- Articulate the organization’s DE&I value proposition.
- Update the job ad template and careers page accordingly. Candidates are particularly interested to understand the company’s position on diversity and what they can expect as an employee at the organization.
- Build a targeted outreach strategy to support diversity goals.
Step 3: Interview and Selection
At this point in the process, you’ve ideally sourced several qualified candidates who also contribute to the company’s diversity goals. To ensure a fair, equitable and defensible hiring process, employers should develop a structured, objective interview and selection process.
Start by evaluating the tools used to interview and select candidates. Each position should have a unique set of interview questions designed to assess the candidate’s competencies against the desired duties and qualifications for the role. Each interview guide should have an objective scoring method to rate the applicant. (Important Note: This doesn’t mean you aren’t allowed to ask relevant follow up questions in an interview; building rapport and active listening are important. Rather, this approach keeps people focused, which helps ensure the candidates’ experiences and evaluations are consistent.)
To prepare hiring managers and interview teams, employers should conduct a two-part training: 1) bias training to create a greater awareness of implicit biases and 2) process training on the interview guide, illegal interview questions and how to use the objective scoring method.
- Build an interview team that includes diverse representation in order to include multiple perspectives in the interview process.
- Train all hiring managers and interview team members on implicit bias and DE&I language so that the team can be as inclusive and objective as possible.
- Prepare a standard interview guide for each position and use an objective scoring method to avoid bias.
Step 4: New Hire Onboarding
Get ready to onboard your new employee!

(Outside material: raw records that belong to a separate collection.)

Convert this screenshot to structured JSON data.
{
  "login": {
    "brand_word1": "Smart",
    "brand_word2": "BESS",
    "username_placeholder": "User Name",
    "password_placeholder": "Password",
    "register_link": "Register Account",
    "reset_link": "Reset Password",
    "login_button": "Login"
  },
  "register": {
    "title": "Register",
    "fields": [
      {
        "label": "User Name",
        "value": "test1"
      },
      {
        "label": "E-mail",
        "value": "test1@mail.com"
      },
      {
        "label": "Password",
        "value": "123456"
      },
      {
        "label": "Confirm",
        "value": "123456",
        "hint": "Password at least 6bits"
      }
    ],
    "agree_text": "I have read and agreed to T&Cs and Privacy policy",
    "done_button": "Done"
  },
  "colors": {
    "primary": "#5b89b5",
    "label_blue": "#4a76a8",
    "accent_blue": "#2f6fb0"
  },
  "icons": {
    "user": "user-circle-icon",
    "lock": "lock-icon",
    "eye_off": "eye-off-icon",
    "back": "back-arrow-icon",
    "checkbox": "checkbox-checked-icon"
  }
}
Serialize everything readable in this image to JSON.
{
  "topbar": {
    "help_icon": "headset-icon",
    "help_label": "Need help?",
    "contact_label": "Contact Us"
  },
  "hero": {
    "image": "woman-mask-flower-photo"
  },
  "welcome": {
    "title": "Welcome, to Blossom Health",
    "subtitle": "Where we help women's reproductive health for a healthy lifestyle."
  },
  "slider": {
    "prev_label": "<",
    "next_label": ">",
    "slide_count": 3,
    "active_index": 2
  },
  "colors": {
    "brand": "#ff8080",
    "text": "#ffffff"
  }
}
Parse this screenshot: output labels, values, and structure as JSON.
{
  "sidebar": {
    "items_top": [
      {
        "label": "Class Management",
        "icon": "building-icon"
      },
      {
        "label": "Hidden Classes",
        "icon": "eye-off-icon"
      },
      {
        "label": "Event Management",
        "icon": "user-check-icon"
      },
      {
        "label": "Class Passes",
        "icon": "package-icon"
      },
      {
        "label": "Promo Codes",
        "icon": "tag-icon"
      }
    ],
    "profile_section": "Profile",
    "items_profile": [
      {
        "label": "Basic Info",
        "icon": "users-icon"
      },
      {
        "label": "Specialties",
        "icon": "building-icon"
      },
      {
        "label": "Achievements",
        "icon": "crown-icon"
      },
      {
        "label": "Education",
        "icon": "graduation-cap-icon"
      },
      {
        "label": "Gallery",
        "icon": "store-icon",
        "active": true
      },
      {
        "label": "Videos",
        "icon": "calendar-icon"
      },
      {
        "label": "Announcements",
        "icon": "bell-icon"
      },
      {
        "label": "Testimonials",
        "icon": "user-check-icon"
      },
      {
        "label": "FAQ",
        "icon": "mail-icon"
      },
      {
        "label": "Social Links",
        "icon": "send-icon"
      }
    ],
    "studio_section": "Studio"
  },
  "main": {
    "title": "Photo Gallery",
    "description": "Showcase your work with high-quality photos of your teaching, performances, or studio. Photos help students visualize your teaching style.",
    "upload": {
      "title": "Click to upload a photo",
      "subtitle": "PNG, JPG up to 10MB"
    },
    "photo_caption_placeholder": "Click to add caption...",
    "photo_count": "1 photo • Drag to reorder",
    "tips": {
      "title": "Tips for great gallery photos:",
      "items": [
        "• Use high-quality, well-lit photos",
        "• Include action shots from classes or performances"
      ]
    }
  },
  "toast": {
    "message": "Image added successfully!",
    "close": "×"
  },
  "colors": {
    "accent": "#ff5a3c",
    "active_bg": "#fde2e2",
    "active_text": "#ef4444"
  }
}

Research suggests that structured onboarding processes accelerate employee contribution and create higher levels of engagement and retention in the long-term.
Additionally, employers need to live up to the value proposition they touted in the hiring process! Make sure your organization is ready to welcome your new hire by completing the corrective actions identified in the readiness assessment. Consider conducting a training for all employees on how to be welcoming and create an inclusive work environment with a focus on building trust, open communication and respect.
- Develop a detailed 90-day onboarding plan.
- Complete the corrective actions identified in the DE&I readiness assessment.
- Deliver a DE&I focused training to all employees on how to create an inclusive work environment.
Quick Tips: what you can do immediately to increase the diversity of your candidate pool
- Remove bias language in job postings: without realizing it, we often use language in job postings that is subtly “gender coded.” Use a gender decoder to test the language in your job ads, found here.
- Skills Based Hiring: structure the hiring process around the competencies needed for the position vs. credentials (such as education, certifications, etc.). Re-evaluate the qualifications necessary to be successful in the position to base it off the experience and skills needed and remove credential requirements when possible.
In closing, Diversity Recruiting provides a structured approach for organizations to increase the diversity of their workforce. Since the process works one hire at a time, remember that change will take time. Maintain a long-term focus to keep the momentum. Start small by understanding your current practices and implementing one tactic to make progress increasing the diversity of your workforce.